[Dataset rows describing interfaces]
◆ ◆ ◆ ◆ ◆

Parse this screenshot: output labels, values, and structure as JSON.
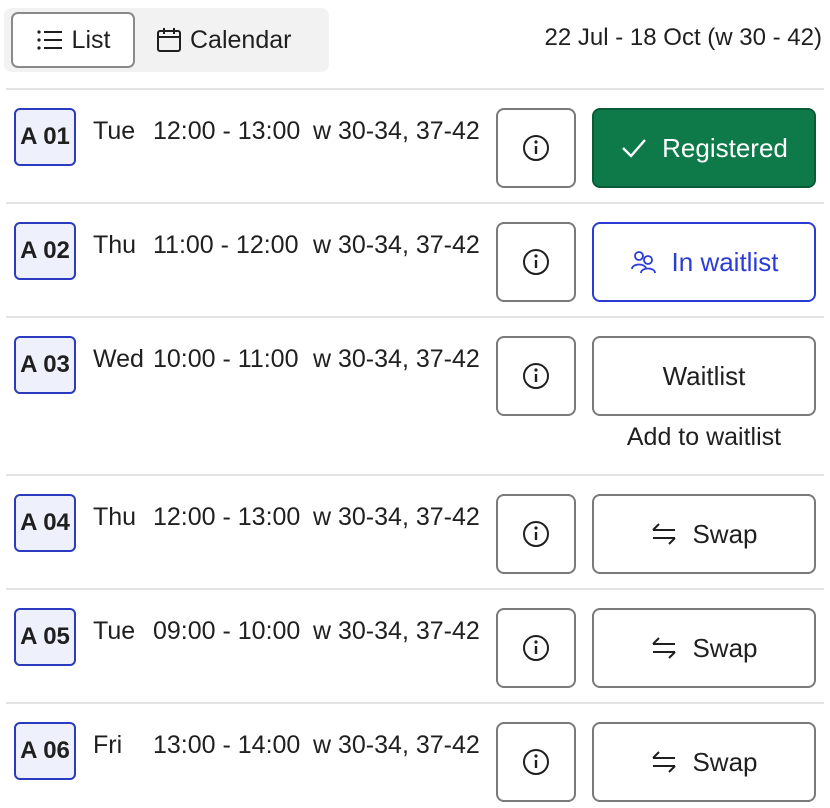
{
  "view_toggle": {
    "list_label": "List",
    "calendar_label": "Calendar"
  },
  "date_range": "22 Jul - 18 Oct (w 30 - 42)",
  "colors": {
    "registered": "#0e7a4a",
    "waitlist_accent": "#2b3bd6",
    "badge_border": "#2b3bbf"
  },
  "rows": [
    {
      "group": "A 01",
      "day": "Tue",
      "time": "12:00 - 13:00",
      "weeks": "w 30-34, 37-42",
      "action": {
        "label": "Registered",
        "icon": "check-icon",
        "state": "registered"
      }
    },
    {
      "group": "A 02",
      "day": "Thu",
      "time": "11:00 - 12:00",
      "weeks": "w 30-34, 37-42",
      "action": {
        "label": "In waitlist",
        "icon": "people-icon",
        "state": "waitlisted"
      }
    },
    {
      "group": "A 03",
      "day": "Wed",
      "time": "10:00 - 11:00",
      "weeks": "w 30-34, 37-42",
      "action": {
        "label": "Waitlist",
        "icon": "",
        "state": "plain"
      },
      "note": "Add to waitlist"
    },
    {
      "group": "A 04",
      "day": "Thu",
      "time": "12:00 - 13:00",
      "weeks": "w 30-34, 37-42",
      "action": {
        "label": "Swap",
        "icon": "swap-icon",
        "state": "plain"
      }
    },
    {
      "group": "A 05",
      "day": "Tue",
      "time": "09:00 - 10:00",
      "weeks": "w 30-34, 37-42",
      "action": {
        "label": "Swap",
        "icon": "swap-icon",
        "state": "plain"
      }
    },
    {
      "group": "A 06",
      "day": "Fri",
      "time": "13:00 - 14:00",
      "weeks": "w 30-34, 37-42",
      "action": {
        "label": "Swap",
        "icon": "swap-icon",
        "state": "plain"
      }
    }
  ]
}
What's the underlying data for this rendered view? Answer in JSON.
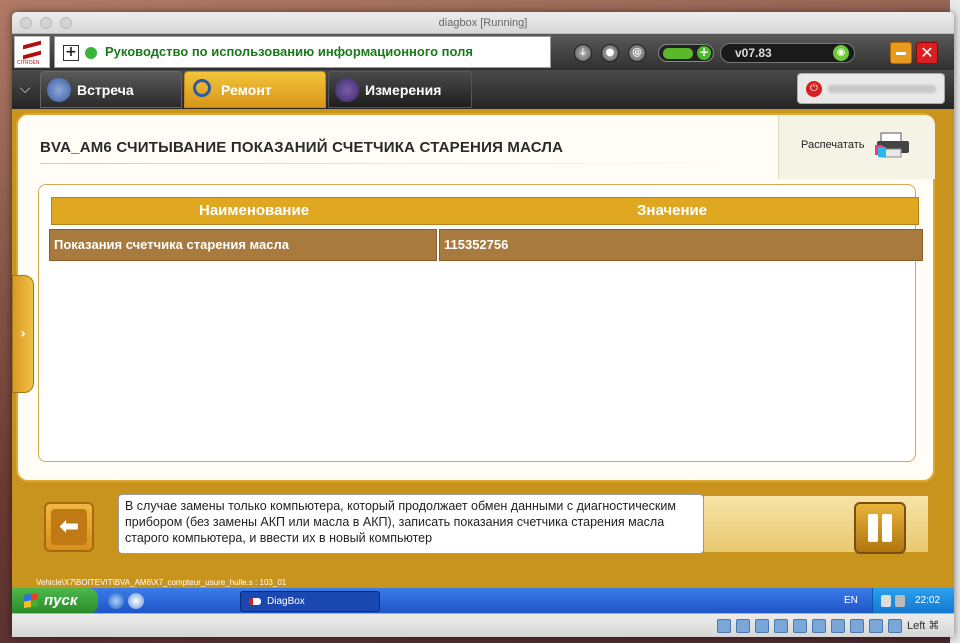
{
  "window": {
    "title": "diagbox [Running]"
  },
  "header": {
    "brand": "CITROËN",
    "guide_text": "Руководство по использованию информационного поля",
    "version": "v07.83",
    "min_label": "",
    "close_label": "✕"
  },
  "tabs": [
    {
      "label": "Встреча",
      "active": false
    },
    {
      "label": "Ремонт",
      "active": true
    },
    {
      "label": "Измерения",
      "active": false
    }
  ],
  "page": {
    "title": "BVA_AM6  СЧИТЫВАНИЕ ПОКАЗАНИЙ СЧЕТЧИКА СТАРЕНИЯ МАСЛА",
    "print_label": "Распечатать"
  },
  "table": {
    "headers": [
      "Наименование",
      "Значение"
    ],
    "rows": [
      {
        "name": "Показания счетчика старения масла",
        "value": "115352756"
      }
    ]
  },
  "footer": {
    "message": "В случае замены только компьютера, который продолжает обмен данными с диагностическим прибором (без замены АКП или масла в АКП), записать показания счетчика старения масла старого компьютера, и ввести их в новый компьютер",
    "path": "Vehicle\\X7\\BOITEVIT\\BVA_AM6\\X7_compteur_usure_huile.s : 103_01"
  },
  "taskbar": {
    "start_label": "пуск",
    "task_label": "DiagBox",
    "language": "EN",
    "clock": "22:02"
  },
  "vbox": {
    "host_key": "Left ⌘"
  },
  "colors": {
    "accent": "#e0a820",
    "panel": "#c8941e",
    "row": "#a97a3e",
    "guide_text": "#1a7a1a"
  }
}
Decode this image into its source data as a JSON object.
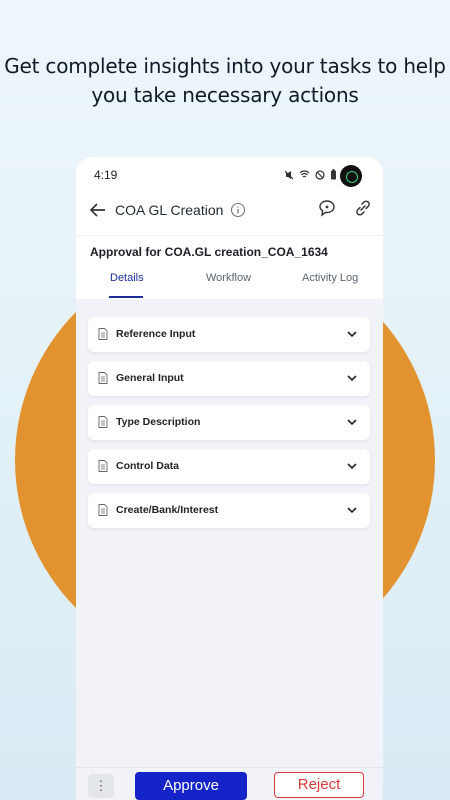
{
  "headline": "Get complete insights into your tasks to help you take necessary actions",
  "status_bar": {
    "time": "4:19"
  },
  "app_bar": {
    "title": "COA GL Creation"
  },
  "page_title": "Approval for COA.GL creation_COA_1634",
  "tabs": [
    {
      "label": "Details",
      "active": true
    },
    {
      "label": "Workflow",
      "active": false
    },
    {
      "label": "Activity Log",
      "active": false
    }
  ],
  "sections": [
    {
      "label": "Reference Input"
    },
    {
      "label": "General Input"
    },
    {
      "label": "Type Description"
    },
    {
      "label": "Control Data"
    },
    {
      "label": "Create/Bank/Interest"
    }
  ],
  "actions": {
    "more": "⋮",
    "approve": "Approve",
    "reject": "Reject"
  },
  "colors": {
    "accent": "#1424c9",
    "reject": "#d93a3a",
    "circle": "#e2922f"
  },
  "icons": [
    "back-arrow-icon",
    "info-icon",
    "chat-icon",
    "link-icon",
    "document-icon",
    "chevron-down-icon"
  ]
}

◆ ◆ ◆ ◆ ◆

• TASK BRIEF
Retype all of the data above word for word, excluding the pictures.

• RESULT FOR THIS TASK
Parse this screenshot: output labels, values, and structure as JSON.
{
  "view_toggle": {
    "list_label": "List",
    "calendar_label": "Calendar"
  },
  "date_range": "22 Jul - 18 Oct (w 30 - 42)",
  "colors": {
    "registered": "#0e7a4a",
    "waitlist_accent": "#2b3bd6",
    "badge_border": "#2b3bbf"
  },
  "rows": [
    {
      "group": "A 01",
      "day": "Tue",
      "time": "12:00 - 13:00",
      "weeks": "w 30-34, 37-42",
      "action": {
        "label": "Registered",
        "icon": "check-icon",
        "state": "registered"
      }
    },
    {
      "group": "A 02",
      "day": "Thu",
      "time": "11:00 - 12:00",
      "weeks": "w 30-34, 37-42",
      "action": {
        "label": "In waitlist",
        "icon": "people-icon",
        "state": "waitlisted"
      }
    },
    {
      "group": "A 03",
      "day": "Wed",
      "time": "10:00 - 11:00",
      "weeks": "w 30-34, 37-42",
      "action": {
        "label": "Waitlist",
        "icon": "",
        "state": "plain"
      },
      "note": "Add to waitlist"
    },
    {
      "group": "A 04",
      "day": "Thu",
      "time": "12:00 - 13:00",
      "weeks": "w 30-34, 37-42",
      "action": {
        "label": "Swap",
        "icon": "swap-icon",
        "state": "plain"
      }
    },
    {
      "group": "A 05",
      "day": "Tue",
      "time": "09:00 - 10:00",
      "weeks": "w 30-34, 37-42",
      "action": {
        "label": "Swap",
        "icon": "swap-icon",
        "state": "plain"
      }
    },
    {
      "group": "A 06",
      "day": "Fri",
      "time": "13:00 - 14:00",
      "weeks": "w 30-34, 37-42",
      "action": {
        "label": "Swap",
        "icon": "swap-icon",
        "state": "plain"
      }
    }
  ]
}
What's the underlying data for this rendered view? Answer in JSON.
{
  "window": {
    "title": "diagbox [Running]"
  },
  "header": {
    "brand": "CITROËN",
    "guide_text": "Руководство по использованию информационного поля",
    "version": "v07.83",
    "min_label": "",
    "close_label": "✕"
  },
  "tabs": [
    {
      "label": "Встреча",
      "active": false
    },
    {
      "label": "Ремонт",
      "active": true
    },
    {
      "label": "Измерения",
      "active": false
    }
  ],
  "page": {
    "title": "BVA_AM6  СЧИТЫВАНИЕ ПОКАЗАНИЙ СЧЕТЧИКА СТАРЕНИЯ МАСЛА",
    "print_label": "Распечатать"
  },
  "table": {
    "headers": [
      "Наименование",
      "Значение"
    ],
    "rows": [
      {
        "name": "Показания счетчика старения масла",
        "value": "115352756"
      }
    ]
  },
  "footer": {
    "message": "В случае замены только компьютера, который продолжает обмен данными с диагностическим прибором (без замены АКП или масла в АКП), записать показания счетчика старения масла старого компьютера, и ввести их в новый компьютер",
    "path": "Vehicle\\X7\\BOITEVIT\\BVA_AM6\\X7_compteur_usure_huile.s : 103_01"
  },
  "taskbar": {
    "start_label": "пуск",
    "task_label": "DiagBox",
    "language": "EN",
    "clock": "22:02"
  },
  "vbox": {
    "host_key": "Left ⌘"
  },
  "colors": {
    "accent": "#e0a820",
    "panel": "#c8941e",
    "row": "#a97a3e",
    "guide_text": "#1a7a1a"
  }
}
Decode this image into its source data as a JSON object.
{
  "headline": "Get complete insights into your tasks to help you take necessary actions",
  "status_bar": {
    "time": "4:19"
  },
  "app_bar": {
    "title": "COA GL Creation"
  },
  "page_title": "Approval for COA.GL creation_COA_1634",
  "tabs": [
    {
      "label": "Details",
      "active": true
    },
    {
      "label": "Workflow",
      "active": false
    },
    {
      "label": "Activity Log",
      "active": false
    }
  ],
  "sections": [
    {
      "label": "Reference Input"
    },
    {
      "label": "General Input"
    },
    {
      "label": "Type Description"
    },
    {
      "label": "Control Data"
    },
    {
      "label": "Create/Bank/Interest"
    }
  ],
  "actions": {
    "more": "⋮",
    "approve": "Approve",
    "reject": "Reject"
  },
  "colors": {
    "accent": "#1424c9",
    "reject": "#d93a3a",
    "circle": "#e2922f"
  },
  "icons": [
    "back-arrow-icon",
    "info-icon",
    "chat-icon",
    "link-icon",
    "document-icon",
    "chevron-down-icon"
  ]
}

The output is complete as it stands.